Medical Council of Canada

Research in Clinical Assessment grant recipient (2013-2014) — Timothy J. Wood

Research in Clinical Assessment grant recipient (2013-2014) — Timothy J. Wood

Can a first impression change within the context of an OSCE station?

Investigator

Wood, T.

Co-investigators

Pugh, D.
Touchie, C.
Chan, J.
Humphrey-Murto, S.

Abstract

Background and rationale:

Objective Structured Clinical Examinations (OSCEs) are commonly used to assess clinical skills. Despite their popularity, there is a concern that OSCE stations are too short to realistically simulate a patient encounter. In response, some researchers have advocated the use of long cases and/or lengthening stations. This may be problematic because evidence from rater-based studies suggest raters form impressions of people they are judging within seconds, and these impressions then influence subsequent ratings. What is unknown, is to what degree will this occur within an OSCE station and, once formed, can the influence be altered. The purpose of this study is to examine: 1) the accuracy of first impressions in the context of a “stable” performance 2) the ability of physician examiners to modify their ratings in the context of a changing performance.
The setting is an OSCE station designed to assess the physical examination skills of examinees.

Methods:

This study will use a correlational analysis. Physicians will view a series of seven videos of examinees performing a clinical task. For some videos, the performance of the examinee will change during the station, for some it will remain constant. Examiners will be asked to make a judgment of the examinees’ clinical abilities within the first 60 seconds, after which they will continue to score the examinee. The first impression rating will be compared to the final station score. Additional analyses will look to see the degree to which the first impression rating and the final score assigned by the examiner varies as a function of the change in the examinees’ performance.

Significance:

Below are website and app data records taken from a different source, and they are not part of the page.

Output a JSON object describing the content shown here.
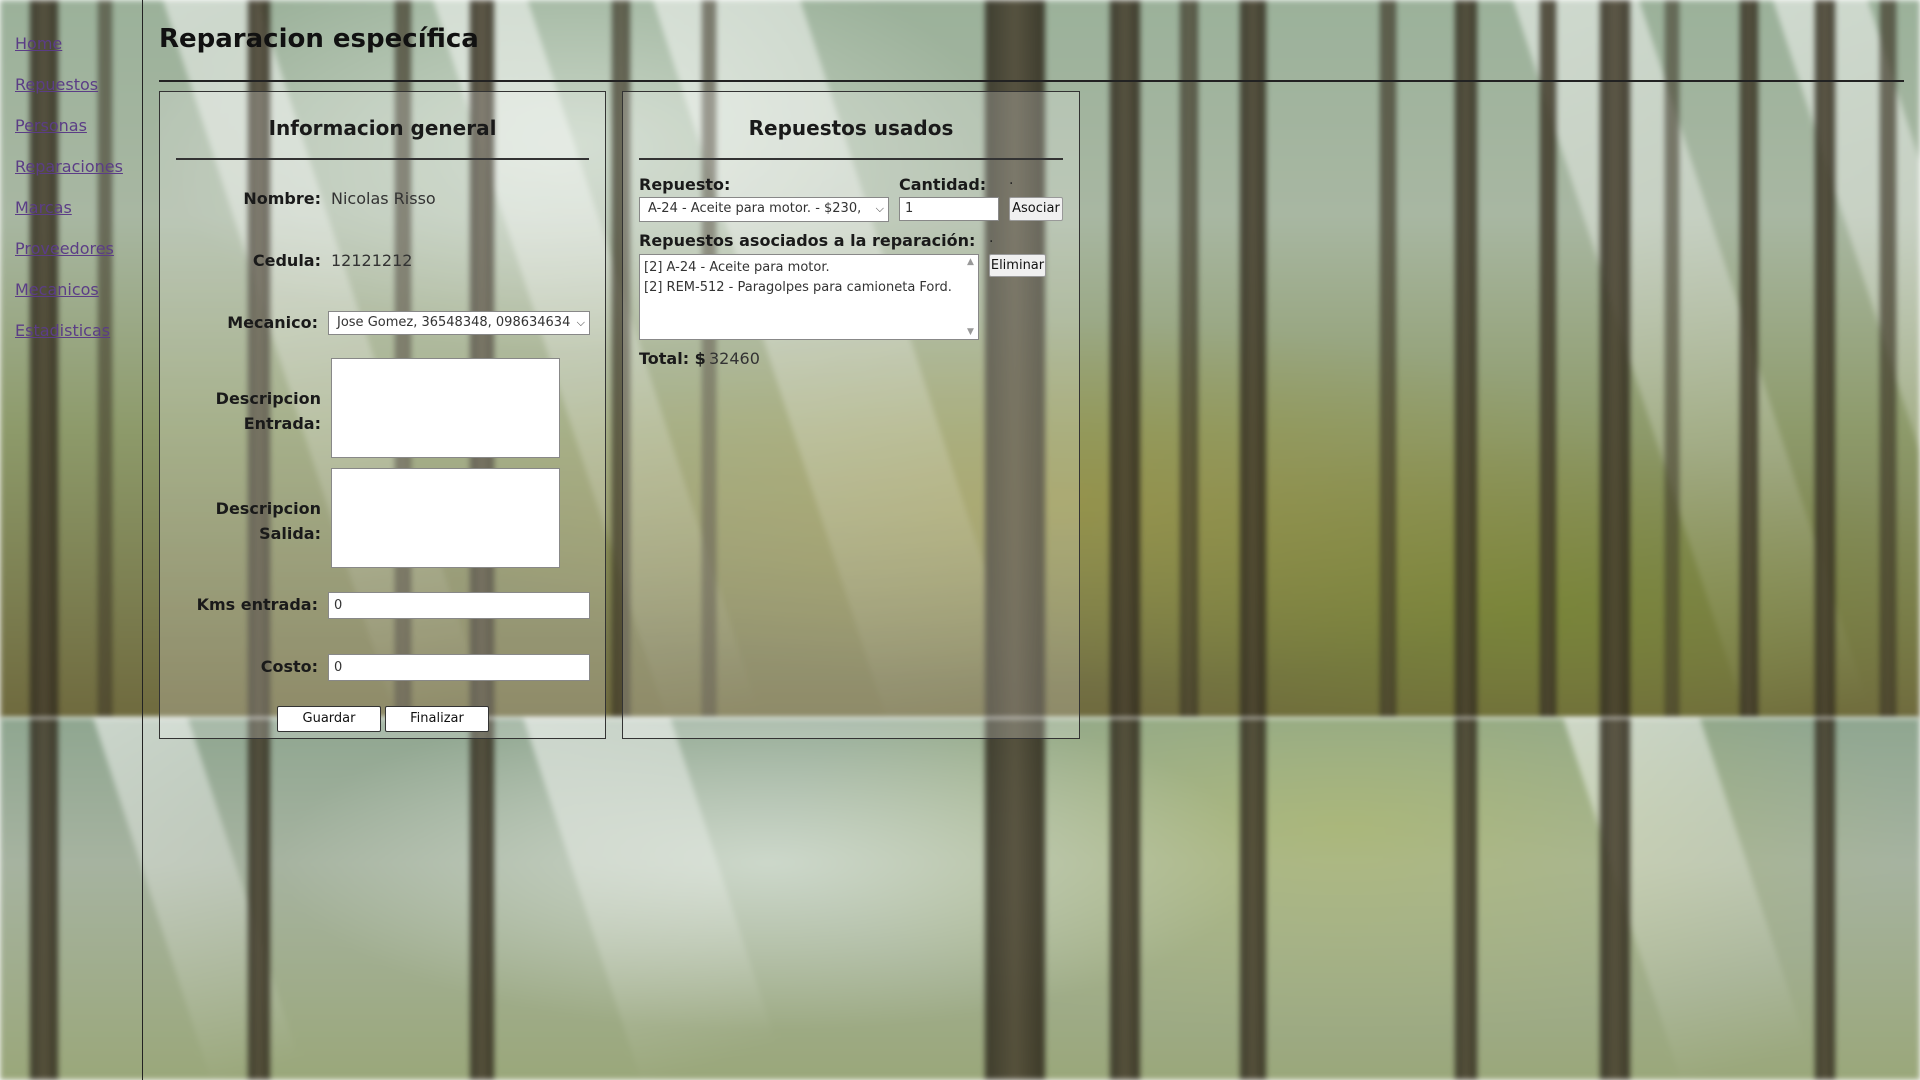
{
  "nav": {
    "items": [
      {
        "label": "Home"
      },
      {
        "label": "Repuestos"
      },
      {
        "label": "Personas"
      },
      {
        "label": "Reparaciones"
      },
      {
        "label": "Marcas"
      },
      {
        "label": "Proveedores"
      },
      {
        "label": "Mecanicos"
      },
      {
        "label": "Estadisticas"
      }
    ]
  },
  "page": {
    "title": "Reparacion específica"
  },
  "general": {
    "heading": "Informacion general",
    "nombre_label": "Nombre:",
    "nombre_value": "Nicolas Risso",
    "cedula_label": "Cedula:",
    "cedula_value": "12121212",
    "mecanico_label": "Mecanico:",
    "mecanico_value": "Jose Gomez, 36548348, 098634634",
    "desc_entrada_label_1": "Descripcion",
    "desc_entrada_label_2": "Entrada:",
    "desc_entrada_value": "",
    "desc_salida_label_1": "Descripcion",
    "desc_salida_label_2": "Salida:",
    "desc_salida_value": "",
    "kms_label": "Kms entrada:",
    "kms_value": "0",
    "costo_label": "Costo:",
    "costo_value": "0",
    "guardar_label": "Guardar",
    "finalizar_label": "Finalizar"
  },
  "repuestos": {
    "heading": "Repuestos usados",
    "repuesto_label": "Repuesto:",
    "repuesto_value": "A-24 - Aceite para motor. - $230,",
    "cantidad_label": "Cantidad:",
    "cantidad_value": "1",
    "dot_1": ".",
    "asociar_label": "Asociar",
    "asociados_label": "Repuestos asociados a la reparación:",
    "dot_2": ".",
    "eliminar_label": "Eliminar",
    "asociados_items": [
      "[2] A-24 - Aceite para motor.",
      "[2] REM-512 - Paragolpes para camioneta Ford."
    ],
    "total_label": "Total: $",
    "total_value": "32460"
  },
  "icons": {
    "select_chevron": "chevron-down-icon",
    "scroll_up": "scroll-up-icon",
    "scroll_down": "scroll-down-icon"
  }
}
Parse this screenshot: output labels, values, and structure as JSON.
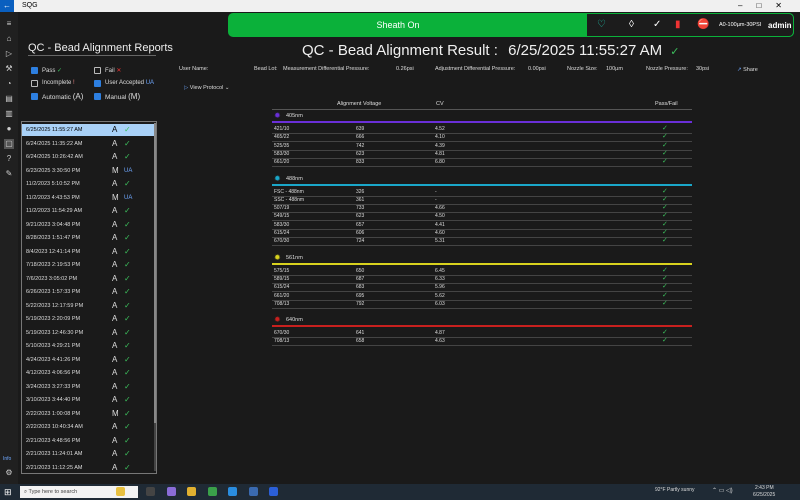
{
  "window": {
    "title": "SQG"
  },
  "sheath": {
    "label": "Sheath On",
    "config": "A0-100µm-30PSI",
    "user": "admin"
  },
  "reports": {
    "title": "QC - Bead Alignment Reports",
    "filters": {
      "pass": "Pass",
      "fail": "Fail",
      "incomplete": "Incomplete",
      "user_accepted": "User Accepted",
      "user_accepted_short": "UA",
      "automatic": "Automatic",
      "automatic_code": "(A)",
      "manual": "Manual",
      "manual_code": "(M)"
    },
    "items": [
      {
        "date": "6/25/2025 11:55:27 AM",
        "mode": "A",
        "status": "✓"
      },
      {
        "date": "6/24/2025 11:35:22 AM",
        "mode": "A",
        "status": "✓"
      },
      {
        "date": "6/24/2025 10:26:42 AM",
        "mode": "A",
        "status": "✓"
      },
      {
        "date": "6/23/2025 3:30:50 PM",
        "mode": "M",
        "status": "UA"
      },
      {
        "date": "11/2/2023 5:10:52 PM",
        "mode": "A",
        "status": "✓"
      },
      {
        "date": "11/2/2023 4:43:53 PM",
        "mode": "M",
        "status": "UA"
      },
      {
        "date": "11/2/2023 11:54:29 AM",
        "mode": "A",
        "status": "✓"
      },
      {
        "date": "9/21/2023 3:04:48 PM",
        "mode": "A",
        "status": "✓"
      },
      {
        "date": "8/28/2023 1:51:47 PM",
        "mode": "A",
        "status": "✓"
      },
      {
        "date": "8/4/2023 12:41:14 PM",
        "mode": "A",
        "status": "✓"
      },
      {
        "date": "7/18/2023 2:19:53 PM",
        "mode": "A",
        "status": "✓"
      },
      {
        "date": "7/6/2023 3:05:02 PM",
        "mode": "A",
        "status": "✓"
      },
      {
        "date": "6/26/2023 1:57:33 PM",
        "mode": "A",
        "status": "✓"
      },
      {
        "date": "5/22/2023 12:17:59 PM",
        "mode": "A",
        "status": "✓"
      },
      {
        "date": "5/19/2023 2:20:09 PM",
        "mode": "A",
        "status": "✓"
      },
      {
        "date": "5/19/2023 12:46:30 PM",
        "mode": "A",
        "status": "✓"
      },
      {
        "date": "5/10/2023 4:29:21 PM",
        "mode": "A",
        "status": "✓"
      },
      {
        "date": "4/24/2023 4:41:26 PM",
        "mode": "A",
        "status": "✓"
      },
      {
        "date": "4/12/2023 4:06:56 PM",
        "mode": "A",
        "status": "✓"
      },
      {
        "date": "3/24/2023 3:27:33 PM",
        "mode": "A",
        "status": "✓"
      },
      {
        "date": "3/10/2023 3:44:40 PM",
        "mode": "A",
        "status": "✓"
      },
      {
        "date": "2/22/2023 1:00:08 PM",
        "mode": "M",
        "status": "✓"
      },
      {
        "date": "2/22/2023 10:40:34 AM",
        "mode": "A",
        "status": "✓"
      },
      {
        "date": "2/21/2023 4:48:56 PM",
        "mode": "A",
        "status": "✓"
      },
      {
        "date": "2/21/2023 11:24:01 AM",
        "mode": "A",
        "status": "✓"
      },
      {
        "date": "2/21/2023 11:12:25 AM",
        "mode": "A",
        "status": "✓"
      }
    ]
  },
  "result": {
    "title": "QC - Bead Alignment Result :",
    "timestamp": "6/25/2025 11:55:27 AM",
    "user_name_label": "User Name:",
    "bead_lot_label": "Bead Lot:",
    "mdp_label": "Measurement Differential Pressure:",
    "mdp_value": "0.26psi",
    "adp_label": "Adjustment Differential Pressure:",
    "adp_value": "0.00psi",
    "nozzle_size_label": "Nozzle Size:",
    "nozzle_size_value": "100µm",
    "nozzle_pressure_label": "Nozzle Pressure:",
    "nozzle_pressure_value": "30psi",
    "share": "Share",
    "protocol": "View Protocol",
    "columns": {
      "voltage": "Alignment Voltage",
      "cv": "CV",
      "pf": "Pass/Fail"
    },
    "lasers": [
      {
        "name": "405nm",
        "color": "#6a2fd8",
        "rows": [
          {
            "ch": "421/10",
            "v": "639",
            "cv": "4.52"
          },
          {
            "ch": "465/22",
            "v": "666",
            "cv": "4.10"
          },
          {
            "ch": "525/35",
            "v": "742",
            "cv": "4.39"
          },
          {
            "ch": "583/30",
            "v": "623",
            "cv": "4.81"
          },
          {
            "ch": "661/20",
            "v": "833",
            "cv": "6.80"
          }
        ]
      },
      {
        "name": "488nm",
        "color": "#1aa7c9",
        "rows": [
          {
            "ch": "FSC - 488nm",
            "v": "326",
            "cv": "-"
          },
          {
            "ch": "SSC - 488nm",
            "v": "361",
            "cv": "-"
          },
          {
            "ch": "507/19",
            "v": "733",
            "cv": "4.66"
          },
          {
            "ch": "549/15",
            "v": "623",
            "cv": "4.50"
          },
          {
            "ch": "583/30",
            "v": "657",
            "cv": "4.41"
          },
          {
            "ch": "615/24",
            "v": "606",
            "cv": "4.60"
          },
          {
            "ch": "670/30",
            "v": "724",
            "cv": "5.31"
          }
        ]
      },
      {
        "name": "561nm",
        "color": "#d8d21e",
        "rows": [
          {
            "ch": "575/15",
            "v": "650",
            "cv": "6.45"
          },
          {
            "ch": "589/15",
            "v": "687",
            "cv": "6.33"
          },
          {
            "ch": "615/24",
            "v": "683",
            "cv": "5.96"
          },
          {
            "ch": "661/20",
            "v": "695",
            "cv": "5.62"
          },
          {
            "ch": "708/13",
            "v": "792",
            "cv": "6.03"
          }
        ]
      },
      {
        "name": "640nm",
        "color": "#c8201e",
        "rows": [
          {
            "ch": "670/30",
            "v": "641",
            "cv": "4.87"
          },
          {
            "ch": "708/13",
            "v": "658",
            "cv": "4.63"
          }
        ]
      }
    ]
  },
  "taskbar": {
    "search_placeholder": "Type here to search",
    "weather": "92°F  Partly sunny",
    "time": "2:43 PM",
    "date": "6/25/2025"
  },
  "rail": {
    "bottom_label": "Info"
  }
}
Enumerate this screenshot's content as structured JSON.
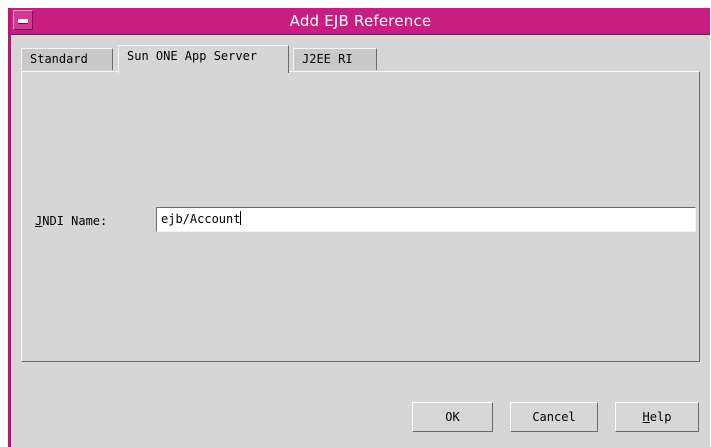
{
  "window": {
    "title": "Add EJB Reference"
  },
  "tabs": [
    {
      "label": "Standard",
      "active": false
    },
    {
      "label": "Sun ONE App Server",
      "active": true
    },
    {
      "label": "J2EE RI",
      "active": false
    }
  ],
  "form": {
    "jndi_label_mnemonic": "J",
    "jndi_label_rest": "NDI Name:",
    "jndi_value": "ejb/Account"
  },
  "buttons": {
    "ok_label": "OK",
    "cancel_label": "Cancel",
    "help_mnemonic": "H",
    "help_rest": "elp"
  },
  "icons": {
    "window_menu": "window-menu-icon"
  },
  "colors": {
    "titlebar": "#c81e82",
    "dialog_background": "#d6d6d6"
  }
}
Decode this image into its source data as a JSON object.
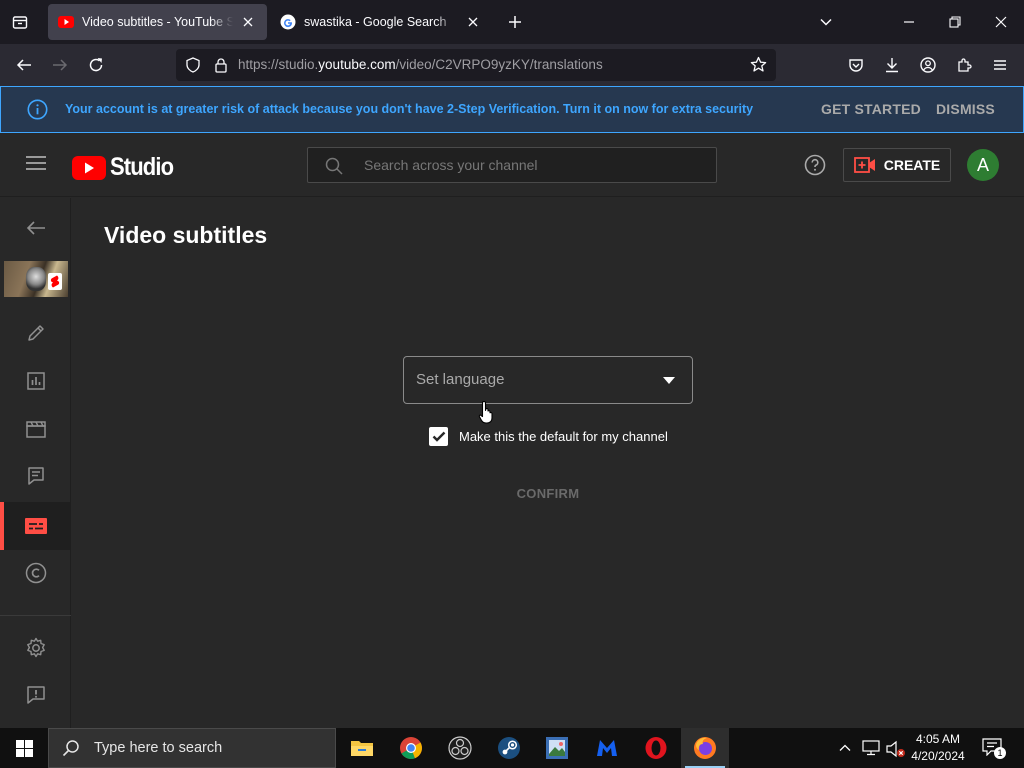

If it can be demonstrated that first impressions can change within the context of an OSCE station, or alternatively remain stable despite the performance of the examinee, the result will have an impact on a growing call to use longer OSCE stations on examinations.